Thousands of vehicles are being abandoned in Dubai each year by owners who flee the country unable - or unwilling - to repay their car loans. Cases of expatriates defaulting on their car finance deals and returning to their home countries - known by banks as "skip cases" - are on the increase, causing a headache for money lenders. The practice has led to a rise in the number of cars, often expensive luxury models, being left to gather sand in car parks or at the roadside.
Hafiz Amin, a spokesman for Dubai Police, said: "Because motoring is becoming more expensive, the owners are more inclined to give up their car when they can't afford the payments. "Some people buy a very expensive luxury car without calculating their real budget and they soon realise they can't afford the vehicle. "Sometimes, a car may sit idle for some time before being recovered because if it's not causing an obstruction and it's not reported to us or Dubai Municipality, we wouldn't know about it."
Cars abandoned by loan defaulters are impounded by the police after the bank has filed a complaint and the case is referred to the Public Prosecution Service. In the event of a skip case, Dubai CID notifies Interpol, which attempts to trace the owner.
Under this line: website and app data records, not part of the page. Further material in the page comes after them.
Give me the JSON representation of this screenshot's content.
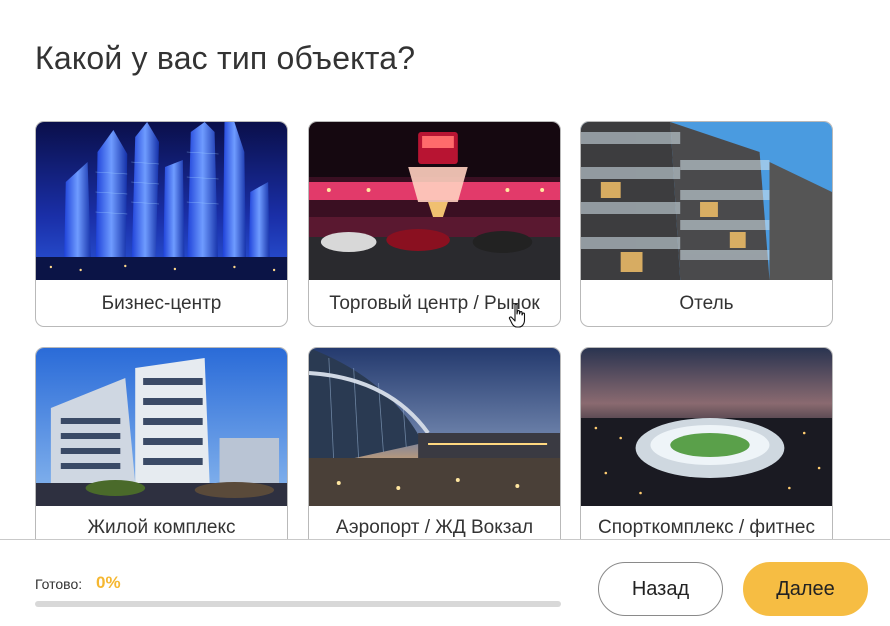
{
  "title": "Какой у вас тип объекта?",
  "options": [
    {
      "label": "Бизнес-центр",
      "image": "business-center-photo"
    },
    {
      "label": "Торговый центр / Рынок",
      "image": "shopping-center-photo",
      "hovered": true
    },
    {
      "label": "Отель",
      "image": "hotel-photo"
    },
    {
      "label": "Жилой комплекс",
      "image": "residential-complex-photo"
    },
    {
      "label": "Аэропорт / ЖД Вокзал",
      "image": "airport-photo"
    },
    {
      "label": "Спорткомплекс / фитнес",
      "image": "stadium-photo"
    }
  ],
  "footer": {
    "progress_label": "Готово:",
    "progress_value": "0%",
    "progress_fraction": 0,
    "back_label": "Назад",
    "next_label": "Далее"
  },
  "colors": {
    "accent": "#f6bd43",
    "progress_text": "#f5b731",
    "border": "#b9b9b9",
    "track": "#d8d8d8"
  }
}
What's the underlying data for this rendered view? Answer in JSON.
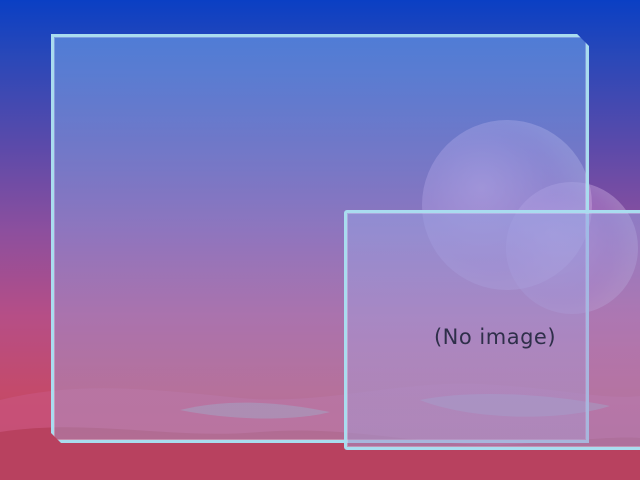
{
  "preview": {
    "placeholder_text": "(No image)"
  },
  "colors": {
    "panel_border": "#a9dcef",
    "sky_top": "#0a3fc4",
    "desert": "#c44a6a",
    "placeholder_text": "#2f2f4a"
  },
  "icons": [
    "moon-decoration",
    "dunes-decoration"
  ]
}
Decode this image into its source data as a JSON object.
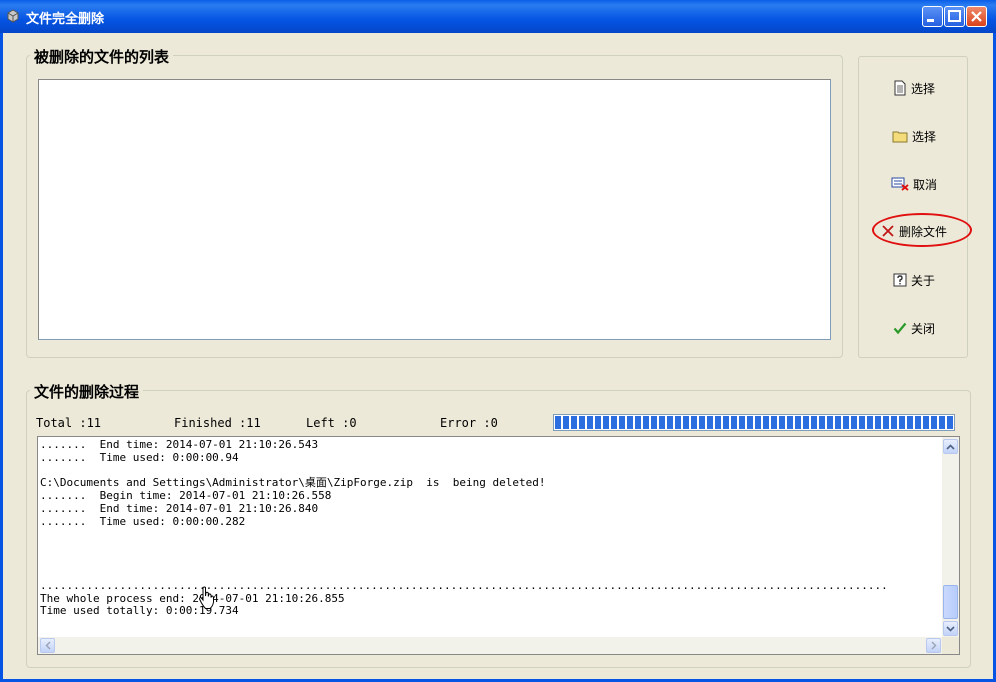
{
  "window": {
    "title": "文件完全删除"
  },
  "list_section": {
    "title": "被删除的文件的列表"
  },
  "actions": {
    "select_file": "选择",
    "select_folder": "选择",
    "cancel": "取消",
    "delete_files": "删除文件",
    "about": "关于",
    "close": "关闭"
  },
  "process_section": {
    "title": "文件的删除过程"
  },
  "stats": {
    "total": "Total :11",
    "finished": "Finished :11",
    "left": "Left :0",
    "error": "Error :0"
  },
  "progress": {
    "fraction": 1.0
  },
  "log": {
    "lines": [
      ".......  End time: 2014-07-01 21:10:26.543",
      ".......  Time used: 0:00:00.94",
      "",
      "C:\\Documents and Settings\\Administrator\\桌面\\ZipForge.zip  is  being deleted!",
      ".......  Begin time: 2014-07-01 21:10:26.558",
      ".......  End time: 2014-07-01 21:10:26.840",
      ".......  Time used: 0:00:00.282",
      "",
      "",
      "",
      "",
      "................................................................................................................................",
      "The whole process end: 2014-07-01 21:10:26.855",
      "Time used totally: 0:00:19.734"
    ]
  },
  "colors": {
    "accent": "#2c6ee0",
    "highlight": "#e01010"
  }
}
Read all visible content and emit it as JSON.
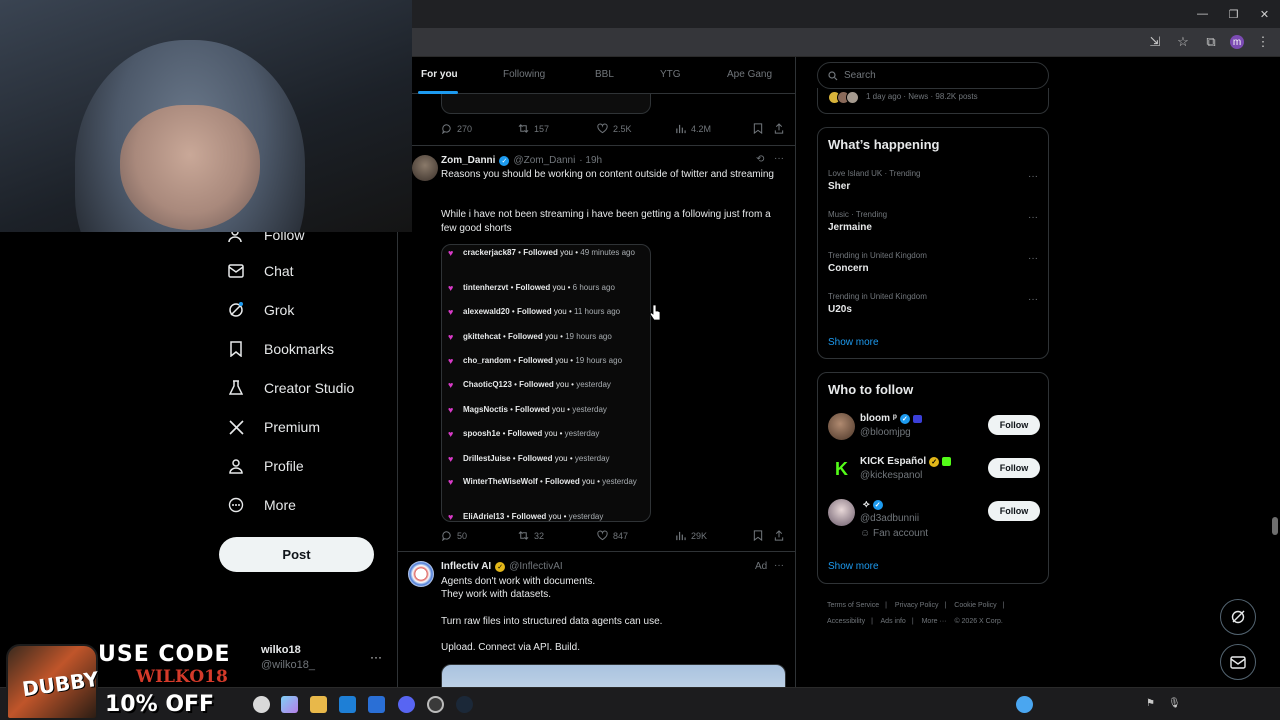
{
  "browser": {
    "window_controls": [
      "—",
      "❐",
      "✕"
    ],
    "profile_initial": "m"
  },
  "promo": {
    "line1": "USE CODE",
    "line2": "WILKO18",
    "line3": "10% OFF",
    "can_label": "DUBBY"
  },
  "nav": {
    "items": [
      {
        "label": "Follow",
        "icon": "person-plus-icon"
      },
      {
        "label": "Chat",
        "icon": "envelope-icon"
      },
      {
        "label": "Grok",
        "icon": "grok-icon"
      },
      {
        "label": "Bookmarks",
        "icon": "bookmark-icon"
      },
      {
        "label": "Creator Studio",
        "icon": "creator-studio-icon"
      },
      {
        "label": "Premium",
        "icon": "x-logo-icon"
      },
      {
        "label": "Profile",
        "icon": "person-icon"
      },
      {
        "label": "More",
        "icon": "more-circle-icon"
      }
    ],
    "post_label": "Post"
  },
  "account": {
    "name": "wilko18",
    "handle": "@wilko18_",
    "more": "···"
  },
  "tabs": [
    {
      "label": "For you",
      "active": true
    },
    {
      "label": "Following",
      "active": false
    },
    {
      "label": "BBL",
      "active": false
    },
    {
      "label": "YTG",
      "active": false
    },
    {
      "label": "Ape Gang",
      "active": false
    }
  ],
  "prev_tweet": {
    "replies": "270",
    "reposts": "157",
    "likes": "2.5K",
    "views": "4.2M"
  },
  "tweet": {
    "name": "Zom_Danni",
    "handle": "@Zom_Danni",
    "time": "· 19h",
    "text1": "Reasons you should be working on content outside of twitter and streaming",
    "text2": "While i have not been streaming i have been getting a following just from a few good shorts",
    "follows": [
      {
        "user": "crackerjack87",
        "time": "49 minutes ago"
      },
      {
        "user": "tintenherzvt",
        "time": "6 hours ago"
      },
      {
        "user": "alexewald20",
        "time": "11 hours ago"
      },
      {
        "user": "gkittehcat",
        "time": "19 hours ago"
      },
      {
        "user": "cho_random",
        "time": "19 hours ago"
      },
      {
        "user": "ChaoticQ123",
        "time": "yesterday"
      },
      {
        "user": "MagsNoctis",
        "time": "yesterday"
      },
      {
        "user": "spoosh1e",
        "time": "yesterday"
      },
      {
        "user": "DrillestJuise",
        "time": "yesterday"
      },
      {
        "user": "WinterTheWiseWolf",
        "time": "yesterday"
      },
      {
        "user": "EliAdriel13",
        "time": "yesterday"
      }
    ],
    "followed_word": "Followed",
    "you_word": "you",
    "bullet": "•",
    "replies": "50",
    "reposts": "32",
    "likes": "847",
    "views": "29K"
  },
  "ad": {
    "name": "Inflectiv AI",
    "handle": "@InflectivAI",
    "ad_label": "Ad",
    "line1": "Agents don't work with documents.",
    "line2": "They work with datasets.",
    "line3": "Turn raw files into structured data agents can use.",
    "line4": "Upload. Connect via API. Build."
  },
  "search": {
    "placeholder": "Search"
  },
  "top_news": {
    "meta": "1 day ago · News · 98.2K posts"
  },
  "happening": {
    "title": "What’s happening",
    "trends": [
      {
        "context": "Love Island UK · Trending",
        "title": "Sher"
      },
      {
        "context": "Music · Trending",
        "title": "Jermaine"
      },
      {
        "context": "Trending in United Kingdom",
        "title": "Concern"
      },
      {
        "context": "Trending in United Kingdom",
        "title": "U20s"
      }
    ],
    "show_more": "Show more"
  },
  "who_to_follow": {
    "title": "Who to follow",
    "accounts": [
      {
        "name": "bloom",
        "handle": "@bloomjpg",
        "extra": ""
      },
      {
        "name": "KICK Español",
        "handle": "@kickespanol",
        "extra": ""
      },
      {
        "name": "",
        "handle": "@d3adbunnii",
        "extra": "Fan account"
      }
    ],
    "follow_label": "Follow",
    "show_more": "Show more"
  },
  "footer": {
    "links": [
      "Terms of Service",
      "|",
      "Privacy Policy",
      "|",
      "Cookie Policy",
      "|",
      "Accessibility",
      "|",
      "Ads info",
      "|",
      "More ···",
      "© 2026 X Corp."
    ]
  },
  "colors": {
    "accent": "#1d9bf0",
    "heart": "#d83ac8",
    "background": "#000000"
  }
}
Seized vehicles are generally sold by the bank at monthly car auctions held at the Al Aweer used-car complex in Ras al Khor. Mohammed Aburashid, a member of Emirates Bank's legal department, said between 30 and 35 vehicles go to auction monthly as a result of non-payment of finance, of which 10 on average were skip cases.
"And that's just for our bank, so when you take into account other lenders, the figure must run into the hundreds," he said. Mr Aburashid said skip cases had become a serious problem and several banks and financial institutions were opting out of providing car loans. "If a customer can't pay, the bank will inform them that they will recover the vehicle and put it up for auction at Al Aweer," he said. "But sometimes, the customer will go to their own country without leaving any information.
"When this happens, the bank will go to the courts and file a case against the owner in their home country. "Skip cases are becoming a big problem and I know of two or three banks that have stopped financing cars because of this. "Often the owner will just leave their car at the airport and leave the country. The first we hear of it may be when we receive a call from the airport - sometimes this is several weeks after the car has been abandoned because airport staff believe the owner is on holiday and intending to return.
"We sometimes have to pay a charge of up to Dh20,000 (US$5,400) to the airport because the car has been parked there for so long. "We then go there [we] get the police to remove the vehicle and send it to the compound. "We would call the owner by telephone and ask them to settle the loan. "If not, we will auction it, file a case against him and send a letter to Dubai Police and CID, who will notify Interpol. They will then trace the person in their own country and try to get them here to face justice in this country."
Despite the occasional hefty parking fine from the airport and the legal task of chasing the rogue expatriate owner, Mr Aburashid said the amount banks find themselves out of pocket is negligible. "It's not like a credit-card debt where there is no asset involved," he said. "The bank still has the car." Mr Amin said that last year, more than 3,000 abandoned cars in Dubai and the surrounding area were towed away.
Each bank held monthly auctions at Al Aweer under the supervision of the General Prosecution department and Ministry of Economy to try to recover the outstanding balance on vehicles, he said. "The money raised through the auction is used to settle the balance on the car loan, but if there's a shortfall the owner is required to pay the difference," he said. "It happens a lot here and I think the reason is that getting car finance here is easy and also the fact that you really need a car in Dubai.
"They're even having to increase the size of the compounds holding the cars just to accommodate them." If there is no legal complaint, such as a loan default or illegal parking, attached to an apparently abandoned car, it is the responsibility of Dubai Municipality rather than the police to deal with. By law, the municipality's environment department is charged with removing abandoned vehicles from streets, car parks and public spaces.
Removed vehicles are kept at the municipality yard in Al Ghusais then auctioned if they are not claimed within six months. Dubai Municipality collects about 1,500 abandoned cars each year. email@example.com